App and web page records »
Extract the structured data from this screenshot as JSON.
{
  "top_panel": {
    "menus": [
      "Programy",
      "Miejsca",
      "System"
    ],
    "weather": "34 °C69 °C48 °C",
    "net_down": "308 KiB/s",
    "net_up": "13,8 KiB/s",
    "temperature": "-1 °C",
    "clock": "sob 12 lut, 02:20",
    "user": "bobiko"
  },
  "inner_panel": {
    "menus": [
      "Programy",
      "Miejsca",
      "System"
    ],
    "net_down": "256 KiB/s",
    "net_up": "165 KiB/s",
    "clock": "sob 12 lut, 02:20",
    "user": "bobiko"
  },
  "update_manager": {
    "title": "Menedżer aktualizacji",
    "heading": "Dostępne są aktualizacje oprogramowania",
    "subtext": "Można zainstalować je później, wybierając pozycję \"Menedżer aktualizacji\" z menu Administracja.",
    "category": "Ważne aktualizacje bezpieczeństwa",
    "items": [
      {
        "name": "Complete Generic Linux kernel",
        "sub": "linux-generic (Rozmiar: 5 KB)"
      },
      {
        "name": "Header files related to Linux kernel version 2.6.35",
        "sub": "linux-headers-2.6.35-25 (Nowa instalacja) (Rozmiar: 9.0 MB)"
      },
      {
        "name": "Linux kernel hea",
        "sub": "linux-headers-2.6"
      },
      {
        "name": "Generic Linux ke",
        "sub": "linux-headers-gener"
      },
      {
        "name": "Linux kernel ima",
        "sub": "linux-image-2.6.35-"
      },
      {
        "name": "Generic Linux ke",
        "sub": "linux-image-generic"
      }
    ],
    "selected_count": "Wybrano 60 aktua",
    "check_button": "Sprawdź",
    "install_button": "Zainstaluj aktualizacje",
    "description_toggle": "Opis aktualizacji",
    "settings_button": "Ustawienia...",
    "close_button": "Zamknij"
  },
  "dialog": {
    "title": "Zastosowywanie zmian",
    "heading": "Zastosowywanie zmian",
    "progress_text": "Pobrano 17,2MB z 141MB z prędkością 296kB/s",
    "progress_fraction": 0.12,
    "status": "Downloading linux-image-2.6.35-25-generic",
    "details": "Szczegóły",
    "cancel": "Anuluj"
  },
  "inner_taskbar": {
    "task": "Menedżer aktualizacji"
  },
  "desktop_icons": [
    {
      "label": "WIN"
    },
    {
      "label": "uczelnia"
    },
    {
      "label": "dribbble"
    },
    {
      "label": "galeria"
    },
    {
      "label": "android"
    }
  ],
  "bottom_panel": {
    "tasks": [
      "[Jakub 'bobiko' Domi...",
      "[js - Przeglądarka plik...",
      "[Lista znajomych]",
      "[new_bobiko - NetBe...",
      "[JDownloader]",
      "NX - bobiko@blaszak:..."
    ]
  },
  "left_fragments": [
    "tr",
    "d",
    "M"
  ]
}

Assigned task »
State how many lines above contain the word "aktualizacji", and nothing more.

Task solution »
4